▶ _What you have to do_: Report every line of the entries that contains the word "rule".

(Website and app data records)
::::

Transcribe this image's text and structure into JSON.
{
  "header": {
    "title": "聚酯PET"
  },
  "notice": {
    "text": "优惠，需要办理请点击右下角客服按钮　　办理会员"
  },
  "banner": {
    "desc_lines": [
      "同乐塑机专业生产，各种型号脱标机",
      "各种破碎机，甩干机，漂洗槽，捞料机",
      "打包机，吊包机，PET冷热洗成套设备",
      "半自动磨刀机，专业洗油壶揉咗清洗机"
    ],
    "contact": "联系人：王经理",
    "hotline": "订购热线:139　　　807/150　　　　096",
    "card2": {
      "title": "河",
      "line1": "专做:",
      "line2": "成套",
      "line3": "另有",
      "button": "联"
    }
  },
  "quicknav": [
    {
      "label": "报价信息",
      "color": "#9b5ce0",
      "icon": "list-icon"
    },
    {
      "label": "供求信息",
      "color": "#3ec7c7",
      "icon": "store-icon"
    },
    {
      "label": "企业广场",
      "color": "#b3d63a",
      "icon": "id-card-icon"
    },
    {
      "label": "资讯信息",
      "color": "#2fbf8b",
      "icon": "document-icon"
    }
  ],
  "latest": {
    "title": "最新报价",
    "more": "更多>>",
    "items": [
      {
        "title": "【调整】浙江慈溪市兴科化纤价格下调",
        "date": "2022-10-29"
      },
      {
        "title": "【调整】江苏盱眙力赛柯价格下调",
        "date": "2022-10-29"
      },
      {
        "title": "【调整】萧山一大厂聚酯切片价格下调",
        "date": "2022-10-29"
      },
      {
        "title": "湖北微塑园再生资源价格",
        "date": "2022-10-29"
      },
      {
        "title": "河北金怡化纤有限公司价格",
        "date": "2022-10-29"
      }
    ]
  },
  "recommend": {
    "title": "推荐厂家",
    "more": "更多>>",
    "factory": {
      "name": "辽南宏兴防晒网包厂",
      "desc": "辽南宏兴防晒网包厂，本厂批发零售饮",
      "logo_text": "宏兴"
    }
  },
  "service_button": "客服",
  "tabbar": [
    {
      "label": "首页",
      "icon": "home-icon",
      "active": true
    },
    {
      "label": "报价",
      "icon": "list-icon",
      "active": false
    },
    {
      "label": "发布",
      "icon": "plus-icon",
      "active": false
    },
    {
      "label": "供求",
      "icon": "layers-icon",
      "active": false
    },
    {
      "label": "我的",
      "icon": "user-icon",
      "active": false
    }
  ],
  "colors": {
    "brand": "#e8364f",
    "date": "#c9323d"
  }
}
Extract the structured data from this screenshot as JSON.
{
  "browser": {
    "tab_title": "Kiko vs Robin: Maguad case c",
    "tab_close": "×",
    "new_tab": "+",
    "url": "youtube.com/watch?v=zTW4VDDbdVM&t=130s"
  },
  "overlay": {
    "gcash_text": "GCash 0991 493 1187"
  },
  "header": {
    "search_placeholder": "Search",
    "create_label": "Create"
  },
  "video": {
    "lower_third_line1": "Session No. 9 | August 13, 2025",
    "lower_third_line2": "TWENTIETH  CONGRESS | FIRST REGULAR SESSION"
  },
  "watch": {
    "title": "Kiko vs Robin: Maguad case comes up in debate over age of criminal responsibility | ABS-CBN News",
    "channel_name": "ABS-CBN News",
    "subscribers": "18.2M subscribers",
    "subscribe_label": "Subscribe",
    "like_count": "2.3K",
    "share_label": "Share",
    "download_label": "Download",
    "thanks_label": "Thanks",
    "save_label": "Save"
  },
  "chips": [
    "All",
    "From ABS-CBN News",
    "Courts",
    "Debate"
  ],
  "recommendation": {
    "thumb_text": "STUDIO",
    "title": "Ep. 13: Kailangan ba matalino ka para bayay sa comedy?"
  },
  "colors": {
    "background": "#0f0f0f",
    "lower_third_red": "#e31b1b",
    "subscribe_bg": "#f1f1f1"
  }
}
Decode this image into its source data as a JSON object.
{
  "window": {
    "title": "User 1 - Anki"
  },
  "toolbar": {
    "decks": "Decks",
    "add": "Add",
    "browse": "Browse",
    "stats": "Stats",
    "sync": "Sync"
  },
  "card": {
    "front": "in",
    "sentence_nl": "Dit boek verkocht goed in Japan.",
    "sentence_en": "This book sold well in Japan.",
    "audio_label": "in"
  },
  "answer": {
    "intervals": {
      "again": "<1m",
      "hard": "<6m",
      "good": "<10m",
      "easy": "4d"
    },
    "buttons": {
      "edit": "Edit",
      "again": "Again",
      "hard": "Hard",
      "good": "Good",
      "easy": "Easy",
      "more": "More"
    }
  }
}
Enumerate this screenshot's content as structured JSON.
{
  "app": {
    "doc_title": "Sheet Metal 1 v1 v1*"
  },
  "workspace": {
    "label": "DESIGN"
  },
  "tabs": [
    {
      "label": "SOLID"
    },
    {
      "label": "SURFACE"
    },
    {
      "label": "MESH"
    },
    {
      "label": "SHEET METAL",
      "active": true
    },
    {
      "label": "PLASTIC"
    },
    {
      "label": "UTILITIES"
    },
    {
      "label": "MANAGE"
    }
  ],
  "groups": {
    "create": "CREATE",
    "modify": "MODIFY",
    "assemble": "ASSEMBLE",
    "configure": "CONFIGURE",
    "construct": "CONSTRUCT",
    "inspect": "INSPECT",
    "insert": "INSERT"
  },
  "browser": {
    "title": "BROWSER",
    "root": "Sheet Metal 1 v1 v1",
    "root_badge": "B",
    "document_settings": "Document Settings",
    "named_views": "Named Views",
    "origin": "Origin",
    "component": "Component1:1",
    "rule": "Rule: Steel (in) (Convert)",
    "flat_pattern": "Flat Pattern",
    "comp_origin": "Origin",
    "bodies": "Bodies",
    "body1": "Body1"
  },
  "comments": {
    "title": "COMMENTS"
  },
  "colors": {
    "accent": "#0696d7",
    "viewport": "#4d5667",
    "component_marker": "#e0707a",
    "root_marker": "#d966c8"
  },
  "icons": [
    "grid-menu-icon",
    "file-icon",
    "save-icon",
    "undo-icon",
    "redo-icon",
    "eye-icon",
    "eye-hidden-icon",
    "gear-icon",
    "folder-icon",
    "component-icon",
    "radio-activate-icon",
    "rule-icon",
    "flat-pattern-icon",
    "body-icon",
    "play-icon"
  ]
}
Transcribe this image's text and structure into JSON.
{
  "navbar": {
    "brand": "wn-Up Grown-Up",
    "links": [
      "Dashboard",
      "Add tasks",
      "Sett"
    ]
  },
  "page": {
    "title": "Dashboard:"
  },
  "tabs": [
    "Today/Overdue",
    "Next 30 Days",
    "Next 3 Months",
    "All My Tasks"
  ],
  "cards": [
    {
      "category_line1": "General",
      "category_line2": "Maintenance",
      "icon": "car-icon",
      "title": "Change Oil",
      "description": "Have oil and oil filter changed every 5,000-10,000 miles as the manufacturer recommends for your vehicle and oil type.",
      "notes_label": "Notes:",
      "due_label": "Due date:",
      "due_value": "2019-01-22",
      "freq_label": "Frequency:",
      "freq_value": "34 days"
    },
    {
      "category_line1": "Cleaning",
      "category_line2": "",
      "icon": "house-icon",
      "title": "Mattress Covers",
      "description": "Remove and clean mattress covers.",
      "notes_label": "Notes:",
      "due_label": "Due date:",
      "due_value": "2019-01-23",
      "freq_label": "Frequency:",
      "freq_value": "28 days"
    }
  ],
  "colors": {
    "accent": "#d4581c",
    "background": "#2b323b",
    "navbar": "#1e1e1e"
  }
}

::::

▶ _Response to this exercise_:
    "rule": "Rule: Steel (in) (Convert)",
    "rule-icon",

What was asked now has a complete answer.